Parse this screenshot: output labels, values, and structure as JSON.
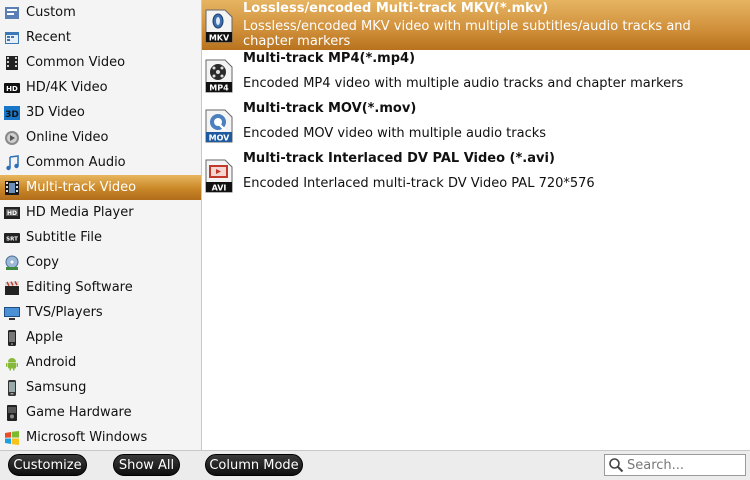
{
  "sidebar": {
    "items": [
      {
        "label": "Custom",
        "icon": "custom-icon"
      },
      {
        "label": "Recent",
        "icon": "recent-icon"
      },
      {
        "label": "Common Video",
        "icon": "film-icon"
      },
      {
        "label": "HD/4K Video",
        "icon": "hd-icon"
      },
      {
        "label": "3D Video",
        "icon": "3d-icon"
      },
      {
        "label": "Online Video",
        "icon": "online-video-icon"
      },
      {
        "label": "Common Audio",
        "icon": "music-note-icon"
      },
      {
        "label": "Multi-track Video",
        "icon": "film-strip-icon"
      },
      {
        "label": "HD Media Player",
        "icon": "hd-player-icon"
      },
      {
        "label": "Subtitle File",
        "icon": "subtitle-icon"
      },
      {
        "label": "Copy",
        "icon": "copy-icon"
      },
      {
        "label": "Editing Software",
        "icon": "clapperboard-icon"
      },
      {
        "label": "TVS/Players",
        "icon": "tv-icon"
      },
      {
        "label": "Apple",
        "icon": "phone-icon"
      },
      {
        "label": "Android",
        "icon": "android-icon"
      },
      {
        "label": "Samsung",
        "icon": "samsung-phone-icon"
      },
      {
        "label": "Game Hardware",
        "icon": "gamepad-icon"
      },
      {
        "label": "Microsoft Windows",
        "icon": "windows-icon"
      }
    ],
    "selected_index": 7
  },
  "formats": [
    {
      "title": "Lossless/encoded Multi-track MKV(*.mkv)",
      "desc": "Lossless/encoded MKV video with multiple subtitles/audio tracks and chapter markers",
      "badge": "MKV"
    },
    {
      "title": "Multi-track MP4(*.mp4)",
      "desc": "Encoded MP4 video with multiple audio tracks and chapter markers",
      "badge": "MP4"
    },
    {
      "title": "Multi-track MOV(*.mov)",
      "desc": "Encoded MOV video with multiple audio tracks",
      "badge": "MOV"
    },
    {
      "title": "Multi-track Interlaced DV PAL Video (*.avi)",
      "desc": "Encoded Interlaced multi-track DV Video PAL 720*576",
      "badge": "AVI"
    }
  ],
  "bottom": {
    "customize_label": "Customize",
    "show_all_label": "Show All",
    "column_mode_label": "Column Mode",
    "search_placeholder": "Search..."
  },
  "colors": {
    "selection": "#c98728",
    "button_bg": "#111111"
  }
}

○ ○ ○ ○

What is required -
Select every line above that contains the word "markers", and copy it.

The completed task -
      "desc": "Lossless/encoded MKV video with multiple subtitles/audio tracks and chapter markers",
      "desc": "Encoded MP4 video with multiple audio tracks and chapter markers",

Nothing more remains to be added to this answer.